#### [Problem statement]
The entries below are to be copied exactly, with nothing left out.

+---+

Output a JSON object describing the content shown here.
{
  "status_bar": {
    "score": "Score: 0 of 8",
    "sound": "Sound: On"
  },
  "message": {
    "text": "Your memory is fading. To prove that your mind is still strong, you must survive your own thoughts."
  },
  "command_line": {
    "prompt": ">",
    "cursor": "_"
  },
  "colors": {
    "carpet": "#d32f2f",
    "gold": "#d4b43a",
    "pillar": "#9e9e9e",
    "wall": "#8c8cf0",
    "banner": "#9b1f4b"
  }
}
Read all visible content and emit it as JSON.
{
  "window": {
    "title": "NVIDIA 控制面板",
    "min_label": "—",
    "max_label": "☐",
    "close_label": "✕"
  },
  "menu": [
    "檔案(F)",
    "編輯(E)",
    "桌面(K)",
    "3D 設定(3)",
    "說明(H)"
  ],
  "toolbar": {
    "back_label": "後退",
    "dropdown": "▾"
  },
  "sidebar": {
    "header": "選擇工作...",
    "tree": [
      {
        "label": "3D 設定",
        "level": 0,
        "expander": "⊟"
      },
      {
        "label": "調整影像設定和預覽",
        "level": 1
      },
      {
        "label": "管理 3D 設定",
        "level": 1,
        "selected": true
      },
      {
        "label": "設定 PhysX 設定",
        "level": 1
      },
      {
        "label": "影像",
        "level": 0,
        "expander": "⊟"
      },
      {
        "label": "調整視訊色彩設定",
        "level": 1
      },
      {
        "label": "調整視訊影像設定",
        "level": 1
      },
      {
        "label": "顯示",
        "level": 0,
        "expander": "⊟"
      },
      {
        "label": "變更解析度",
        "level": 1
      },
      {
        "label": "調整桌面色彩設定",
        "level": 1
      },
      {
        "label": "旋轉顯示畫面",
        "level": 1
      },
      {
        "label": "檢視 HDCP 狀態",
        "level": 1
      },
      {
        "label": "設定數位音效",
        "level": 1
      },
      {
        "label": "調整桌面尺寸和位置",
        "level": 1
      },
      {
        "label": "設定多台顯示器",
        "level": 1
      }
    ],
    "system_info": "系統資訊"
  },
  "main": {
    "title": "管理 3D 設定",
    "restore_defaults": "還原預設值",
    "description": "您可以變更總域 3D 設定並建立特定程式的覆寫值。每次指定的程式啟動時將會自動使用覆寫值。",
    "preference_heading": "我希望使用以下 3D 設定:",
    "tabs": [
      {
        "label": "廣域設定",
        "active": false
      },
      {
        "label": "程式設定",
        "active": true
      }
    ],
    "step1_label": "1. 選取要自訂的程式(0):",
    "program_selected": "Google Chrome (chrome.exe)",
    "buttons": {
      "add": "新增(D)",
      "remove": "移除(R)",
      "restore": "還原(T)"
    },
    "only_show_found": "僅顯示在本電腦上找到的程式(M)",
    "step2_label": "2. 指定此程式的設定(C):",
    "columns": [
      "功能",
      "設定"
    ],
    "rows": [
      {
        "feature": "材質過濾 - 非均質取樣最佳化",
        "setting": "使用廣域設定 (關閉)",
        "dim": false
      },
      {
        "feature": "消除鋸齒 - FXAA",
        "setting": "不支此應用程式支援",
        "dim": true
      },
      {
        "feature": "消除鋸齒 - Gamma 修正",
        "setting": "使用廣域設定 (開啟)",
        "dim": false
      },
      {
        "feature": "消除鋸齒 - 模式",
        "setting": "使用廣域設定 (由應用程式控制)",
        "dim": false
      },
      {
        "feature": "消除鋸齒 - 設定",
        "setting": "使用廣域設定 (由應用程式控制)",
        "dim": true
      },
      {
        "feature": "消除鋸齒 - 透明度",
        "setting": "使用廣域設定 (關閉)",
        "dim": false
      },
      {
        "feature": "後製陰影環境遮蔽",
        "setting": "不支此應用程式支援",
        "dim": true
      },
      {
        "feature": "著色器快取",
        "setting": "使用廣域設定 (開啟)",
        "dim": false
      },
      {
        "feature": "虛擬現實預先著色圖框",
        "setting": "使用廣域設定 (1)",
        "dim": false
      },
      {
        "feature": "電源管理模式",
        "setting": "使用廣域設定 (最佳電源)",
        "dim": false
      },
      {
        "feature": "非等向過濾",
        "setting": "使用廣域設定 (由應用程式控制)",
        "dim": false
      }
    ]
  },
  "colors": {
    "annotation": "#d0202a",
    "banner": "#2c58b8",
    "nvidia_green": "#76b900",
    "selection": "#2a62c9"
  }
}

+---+

#### [Written solution]
Output a JSON object describing the content shown here.
{
  "status_bar": {
    "score": "Score: 0 of 8",
    "sound": "Sound: On"
  },
  "message": {
    "text": "Your memory is fading. To prove that your mind is still strong, you must survive your own thoughts."
  },
  "command_line": {
    "prompt": ">",
    "cursor": "_"
  },
  "colors": {
    "carpet": "#d32f2f",
    "gold": "#d4b43a",
    "pillar": "#9e9e9e",
    "wall": "#8c8cf0",
    "banner": "#9b1f4b"
  }
}
Read all visible content and emit it as JSON.
{
  "window": {
    "title": "NVIDIA 控制面板",
    "min_label": "—",
    "max_label": "☐",
    "close_label": "✕"
  },
  "menu": [
    "檔案(F)",
    "編輯(E)",
    "桌面(K)",
    "3D 設定(3)",
    "說明(H)"
  ],
  "toolbar": {
    "back_label": "後退",
    "dropdown": "▾"
  },
  "sidebar": {
    "header": "選擇工作...",
    "tree": [
      {
        "label": "3D 設定",
        "level": 0,
        "expander": "⊟"
      },
      {
        "label": "調整影像設定和預覽",
        "level": 1
      },
      {
        "label": "管理 3D 設定",
        "level": 1,
        "selected": true
      },
      {
        "label": "設定 PhysX 設定",
        "level": 1
      },
      {
        "label": "影像",
        "level": 0,
        "expander": "⊟"
      },
      {
        "label": "調整視訊色彩設定",
        "level": 1
      },
      {
        "label": "調整視訊影像設定",
        "level": 1
      },
      {
        "label": "顯示",
        "level": 0,
        "expander": "⊟"
      },
      {
        "label": "變更解析度",
        "level": 1
      },
      {
        "label": "調整桌面色彩設定",
        "level": 1
      },
      {
        "label": "旋轉顯示畫面",
        "level": 1
      },
      {
        "label": "檢視 HDCP 狀態",
        "level": 1
      },
      {
        "label": "設定數位音效",
        "level": 1
      },
      {
        "label": "調整桌面尺寸和位置",
        "level": 1
      },
      {
        "label": "設定多台顯示器",
        "level": 1
      }
    ],
    "system_info": "系統資訊"
  },
  "main": {
    "title": "管理 3D 設定",
    "restore_defaults": "還原預設值",
    "description": "您可以變更總域 3D 設定並建立特定程式的覆寫值。每次指定的程式啟動時將會自動使用覆寫值。",
    "preference_heading": "我希望使用以下 3D 設定:",
    "tabs": [
      {
        "label": "廣域設定",
        "active": false
      },
      {
        "label": "程式設定",
        "active": true
      }
    ],
    "step1_label": "1. 選取要自訂的程式(0):",
    "program_selected": "Google Chrome (chrome.exe)",
    "buttons": {
      "add": "新增(D)",
      "remove": "移除(R)",
      "restore": "還原(T)"
    },
    "only_show_found": "僅顯示在本電腦上找到的程式(M)",
    "step2_label": "2. 指定此程式的設定(C):",
    "columns": [
      "功能",
      "設定"
    ],
    "rows": [
      {
        "feature": "材質過濾 - 非均質取樣最佳化",
        "setting": "使用廣域設定 (關閉)",
        "dim": false
      },
      {
        "feature": "消除鋸齒 - FXAA",
        "setting": "不支此應用程式支援",
        "dim": true
      },
      {
        "feature": "消除鋸齒 - Gamma 修正",
        "setting": "使用廣域設定 (開啟)",
        "dim": false
      },
      {
        "feature": "消除鋸齒 - 模式",
        "setting": "使用廣域設定 (由應用程式控制)",
        "dim": false
      },
      {
        "feature": "消除鋸齒 - 設定",
        "setting": "使用廣域設定 (由應用程式控制)",
        "dim": true
      },
      {
        "feature": "消除鋸齒 - 透明度",
        "setting": "使用廣域設定 (關閉)",
        "dim": false
      },
      {
        "feature": "後製陰影環境遮蔽",
        "setting": "不支此應用程式支援",
        "dim": true
      },
      {
        "feature": "著色器快取",
        "setting": "使用廣域設定 (開啟)",
        "dim": false
      },
      {
        "feature": "虛擬現實預先著色圖框",
        "setting": "使用廣域設定 (1)",
        "dim": false
      },
      {
        "feature": "電源管理模式",
        "setting": "使用廣域設定 (最佳電源)",
        "dim": false
      },
      {
        "feature": "非等向過濾",
        "setting": "使用廣域設定 (由應用程式控制)",
        "dim": false
      }
    ]
  },
  "colors": {
    "annotation": "#d0202a",
    "banner": "#2c58b8",
    "nvidia_green": "#76b900",
    "selection": "#2a62c9"
  }
}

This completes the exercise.